TASK
Wherever "JSON" shows up in the records below, copy the whole line.

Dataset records
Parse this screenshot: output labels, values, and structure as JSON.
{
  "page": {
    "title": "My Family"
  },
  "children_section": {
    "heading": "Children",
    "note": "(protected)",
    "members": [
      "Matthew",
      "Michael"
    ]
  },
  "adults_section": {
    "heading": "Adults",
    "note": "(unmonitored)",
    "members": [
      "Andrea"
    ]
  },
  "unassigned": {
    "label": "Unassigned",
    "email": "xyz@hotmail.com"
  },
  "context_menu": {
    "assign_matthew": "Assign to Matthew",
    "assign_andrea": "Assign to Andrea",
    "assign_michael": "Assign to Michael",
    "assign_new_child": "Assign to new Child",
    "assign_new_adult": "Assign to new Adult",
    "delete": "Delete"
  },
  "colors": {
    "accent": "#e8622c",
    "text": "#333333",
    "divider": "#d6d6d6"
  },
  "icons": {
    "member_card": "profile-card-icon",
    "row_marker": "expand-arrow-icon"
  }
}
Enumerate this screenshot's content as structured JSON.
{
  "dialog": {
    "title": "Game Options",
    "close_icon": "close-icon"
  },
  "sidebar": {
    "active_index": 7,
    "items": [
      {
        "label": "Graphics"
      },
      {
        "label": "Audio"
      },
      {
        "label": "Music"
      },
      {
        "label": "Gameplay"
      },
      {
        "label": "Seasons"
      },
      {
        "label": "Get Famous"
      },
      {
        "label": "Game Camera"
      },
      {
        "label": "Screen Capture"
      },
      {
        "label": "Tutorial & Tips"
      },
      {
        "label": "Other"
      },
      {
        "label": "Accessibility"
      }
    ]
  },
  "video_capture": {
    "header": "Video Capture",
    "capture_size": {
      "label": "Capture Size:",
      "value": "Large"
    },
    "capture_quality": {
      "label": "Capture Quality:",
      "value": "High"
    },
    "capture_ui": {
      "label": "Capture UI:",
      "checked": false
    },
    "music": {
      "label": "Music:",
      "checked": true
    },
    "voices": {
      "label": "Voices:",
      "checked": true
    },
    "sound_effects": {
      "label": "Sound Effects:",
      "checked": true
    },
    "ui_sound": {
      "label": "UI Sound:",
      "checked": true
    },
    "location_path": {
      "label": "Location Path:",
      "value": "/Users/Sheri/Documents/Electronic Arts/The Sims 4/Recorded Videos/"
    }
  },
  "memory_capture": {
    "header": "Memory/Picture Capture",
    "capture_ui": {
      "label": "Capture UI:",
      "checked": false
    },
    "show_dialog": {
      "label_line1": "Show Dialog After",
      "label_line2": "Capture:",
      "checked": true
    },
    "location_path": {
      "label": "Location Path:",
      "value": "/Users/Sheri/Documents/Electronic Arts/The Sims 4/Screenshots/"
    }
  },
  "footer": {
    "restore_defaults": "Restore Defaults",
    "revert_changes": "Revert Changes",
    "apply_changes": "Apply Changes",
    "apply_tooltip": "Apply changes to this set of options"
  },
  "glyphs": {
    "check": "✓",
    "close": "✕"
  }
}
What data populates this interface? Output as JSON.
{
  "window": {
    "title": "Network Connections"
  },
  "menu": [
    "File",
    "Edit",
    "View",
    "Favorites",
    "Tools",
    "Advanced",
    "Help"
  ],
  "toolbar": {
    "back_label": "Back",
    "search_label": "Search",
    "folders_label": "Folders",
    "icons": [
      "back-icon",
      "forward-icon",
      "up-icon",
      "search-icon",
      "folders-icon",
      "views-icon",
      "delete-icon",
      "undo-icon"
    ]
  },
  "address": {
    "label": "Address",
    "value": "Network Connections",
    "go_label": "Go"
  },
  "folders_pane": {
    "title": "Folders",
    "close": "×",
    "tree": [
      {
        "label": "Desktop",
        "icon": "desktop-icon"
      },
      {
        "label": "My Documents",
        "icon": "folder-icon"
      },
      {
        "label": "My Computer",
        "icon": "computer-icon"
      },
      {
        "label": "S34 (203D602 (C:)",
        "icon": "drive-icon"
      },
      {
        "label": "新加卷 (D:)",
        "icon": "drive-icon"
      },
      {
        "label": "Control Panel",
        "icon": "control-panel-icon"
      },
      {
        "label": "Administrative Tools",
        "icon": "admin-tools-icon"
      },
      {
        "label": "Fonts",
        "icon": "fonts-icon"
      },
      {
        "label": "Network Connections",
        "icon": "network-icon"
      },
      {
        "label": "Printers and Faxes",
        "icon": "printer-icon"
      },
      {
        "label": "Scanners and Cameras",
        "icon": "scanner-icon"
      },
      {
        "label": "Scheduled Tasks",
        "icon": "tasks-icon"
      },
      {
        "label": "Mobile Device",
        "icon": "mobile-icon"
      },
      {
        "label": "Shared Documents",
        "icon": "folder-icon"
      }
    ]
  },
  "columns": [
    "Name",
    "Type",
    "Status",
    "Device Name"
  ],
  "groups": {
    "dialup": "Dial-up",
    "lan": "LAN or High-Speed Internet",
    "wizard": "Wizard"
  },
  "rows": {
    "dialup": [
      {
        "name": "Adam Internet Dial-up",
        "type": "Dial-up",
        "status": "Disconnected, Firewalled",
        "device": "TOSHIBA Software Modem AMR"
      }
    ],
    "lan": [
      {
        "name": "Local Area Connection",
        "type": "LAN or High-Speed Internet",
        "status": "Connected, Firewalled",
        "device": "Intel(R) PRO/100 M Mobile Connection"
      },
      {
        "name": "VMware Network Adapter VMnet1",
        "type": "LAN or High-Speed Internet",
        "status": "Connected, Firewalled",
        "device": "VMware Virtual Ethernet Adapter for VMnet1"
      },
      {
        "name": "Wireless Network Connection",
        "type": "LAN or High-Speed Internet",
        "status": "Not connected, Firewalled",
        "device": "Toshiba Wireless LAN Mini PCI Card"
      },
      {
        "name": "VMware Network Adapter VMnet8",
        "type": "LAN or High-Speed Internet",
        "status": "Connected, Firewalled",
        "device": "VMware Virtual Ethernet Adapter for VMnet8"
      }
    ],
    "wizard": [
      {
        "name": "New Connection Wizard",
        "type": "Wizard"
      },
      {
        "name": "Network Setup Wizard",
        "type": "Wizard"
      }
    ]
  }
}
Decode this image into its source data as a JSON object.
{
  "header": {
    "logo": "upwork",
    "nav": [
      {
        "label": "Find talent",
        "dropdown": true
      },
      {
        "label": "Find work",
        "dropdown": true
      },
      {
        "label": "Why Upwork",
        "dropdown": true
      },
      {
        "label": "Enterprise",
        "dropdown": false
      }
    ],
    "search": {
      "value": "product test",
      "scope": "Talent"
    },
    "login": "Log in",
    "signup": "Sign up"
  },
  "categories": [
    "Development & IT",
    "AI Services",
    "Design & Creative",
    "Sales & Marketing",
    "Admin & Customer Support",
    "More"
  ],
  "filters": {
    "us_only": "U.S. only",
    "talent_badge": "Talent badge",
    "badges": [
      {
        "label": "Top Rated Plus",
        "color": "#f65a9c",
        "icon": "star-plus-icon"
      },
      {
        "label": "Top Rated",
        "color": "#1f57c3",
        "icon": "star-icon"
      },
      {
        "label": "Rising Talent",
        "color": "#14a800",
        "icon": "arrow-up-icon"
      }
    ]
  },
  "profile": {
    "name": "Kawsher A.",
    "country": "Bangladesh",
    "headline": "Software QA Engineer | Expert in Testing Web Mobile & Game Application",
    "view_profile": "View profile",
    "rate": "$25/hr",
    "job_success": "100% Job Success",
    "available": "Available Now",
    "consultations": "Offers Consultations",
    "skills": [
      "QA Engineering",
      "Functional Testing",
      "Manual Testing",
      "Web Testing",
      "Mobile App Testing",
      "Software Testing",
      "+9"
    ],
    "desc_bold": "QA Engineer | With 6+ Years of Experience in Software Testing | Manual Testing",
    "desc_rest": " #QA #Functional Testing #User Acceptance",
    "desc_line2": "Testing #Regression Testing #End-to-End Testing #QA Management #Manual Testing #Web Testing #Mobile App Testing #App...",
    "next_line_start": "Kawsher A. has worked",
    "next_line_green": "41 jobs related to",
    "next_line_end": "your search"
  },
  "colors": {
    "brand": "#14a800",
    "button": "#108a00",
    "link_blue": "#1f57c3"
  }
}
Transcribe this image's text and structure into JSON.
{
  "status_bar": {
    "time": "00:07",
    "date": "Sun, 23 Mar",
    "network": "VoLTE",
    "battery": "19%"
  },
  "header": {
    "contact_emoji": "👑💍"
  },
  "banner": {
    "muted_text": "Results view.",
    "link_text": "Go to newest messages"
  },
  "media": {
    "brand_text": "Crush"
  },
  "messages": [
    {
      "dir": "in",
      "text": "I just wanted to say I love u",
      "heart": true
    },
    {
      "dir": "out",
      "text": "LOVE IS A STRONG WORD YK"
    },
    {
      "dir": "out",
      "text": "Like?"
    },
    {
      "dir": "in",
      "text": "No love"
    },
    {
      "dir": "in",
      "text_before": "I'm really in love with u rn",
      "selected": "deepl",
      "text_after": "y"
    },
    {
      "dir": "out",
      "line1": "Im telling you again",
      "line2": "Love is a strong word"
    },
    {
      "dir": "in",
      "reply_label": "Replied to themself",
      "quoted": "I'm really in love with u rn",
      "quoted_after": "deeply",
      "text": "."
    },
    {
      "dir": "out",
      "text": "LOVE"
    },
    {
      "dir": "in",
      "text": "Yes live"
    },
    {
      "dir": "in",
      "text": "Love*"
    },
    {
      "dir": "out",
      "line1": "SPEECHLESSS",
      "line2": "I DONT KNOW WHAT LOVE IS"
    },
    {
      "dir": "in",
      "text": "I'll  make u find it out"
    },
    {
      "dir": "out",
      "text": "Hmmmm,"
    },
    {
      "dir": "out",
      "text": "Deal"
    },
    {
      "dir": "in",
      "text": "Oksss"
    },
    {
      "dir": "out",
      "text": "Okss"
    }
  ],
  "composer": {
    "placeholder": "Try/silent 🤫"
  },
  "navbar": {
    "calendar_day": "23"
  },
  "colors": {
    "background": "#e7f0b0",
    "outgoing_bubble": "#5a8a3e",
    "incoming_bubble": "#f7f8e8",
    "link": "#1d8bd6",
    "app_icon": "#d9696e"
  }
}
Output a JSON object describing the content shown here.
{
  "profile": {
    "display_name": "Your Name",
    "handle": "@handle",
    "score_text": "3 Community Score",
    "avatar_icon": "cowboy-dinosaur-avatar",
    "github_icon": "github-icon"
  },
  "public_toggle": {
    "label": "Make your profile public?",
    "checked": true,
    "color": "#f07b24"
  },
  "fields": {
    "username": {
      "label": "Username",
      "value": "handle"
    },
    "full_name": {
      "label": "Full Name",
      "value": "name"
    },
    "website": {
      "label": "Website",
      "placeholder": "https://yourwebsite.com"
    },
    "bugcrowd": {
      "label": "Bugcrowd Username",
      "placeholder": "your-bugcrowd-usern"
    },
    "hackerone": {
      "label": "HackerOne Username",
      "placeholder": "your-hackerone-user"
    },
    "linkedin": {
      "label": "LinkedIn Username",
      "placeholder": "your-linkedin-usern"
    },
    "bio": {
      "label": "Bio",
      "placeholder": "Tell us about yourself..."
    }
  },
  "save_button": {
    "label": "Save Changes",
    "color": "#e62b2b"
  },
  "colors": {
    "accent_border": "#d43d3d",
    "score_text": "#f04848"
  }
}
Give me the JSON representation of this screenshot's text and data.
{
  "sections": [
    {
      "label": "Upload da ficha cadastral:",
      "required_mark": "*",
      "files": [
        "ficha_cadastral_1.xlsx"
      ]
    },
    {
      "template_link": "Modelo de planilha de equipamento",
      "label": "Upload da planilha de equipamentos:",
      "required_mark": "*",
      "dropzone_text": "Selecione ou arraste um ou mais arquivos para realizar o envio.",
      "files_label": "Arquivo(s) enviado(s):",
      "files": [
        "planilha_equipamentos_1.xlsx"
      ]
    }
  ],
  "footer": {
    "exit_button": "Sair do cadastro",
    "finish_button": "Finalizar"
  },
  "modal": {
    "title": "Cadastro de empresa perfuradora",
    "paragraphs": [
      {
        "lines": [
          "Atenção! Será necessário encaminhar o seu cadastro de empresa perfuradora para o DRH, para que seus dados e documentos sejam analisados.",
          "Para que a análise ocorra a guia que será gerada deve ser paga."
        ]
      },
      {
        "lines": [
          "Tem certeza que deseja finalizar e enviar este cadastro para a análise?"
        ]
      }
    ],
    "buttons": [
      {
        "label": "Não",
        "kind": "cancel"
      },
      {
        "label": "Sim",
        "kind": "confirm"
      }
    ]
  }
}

COMPLETED EXERCISE
Parse this screenshot: output labels, values, and structure as JSON.
Enumerate this screenshot's content as structured JSON.
What data populates this interface? Output as JSON.
Decode this image into its source data as a JSON object.
Transcribe this image's text and structure into JSON.
Output a JSON object describing the content shown here.
Give me the JSON representation of this screenshot's text and data.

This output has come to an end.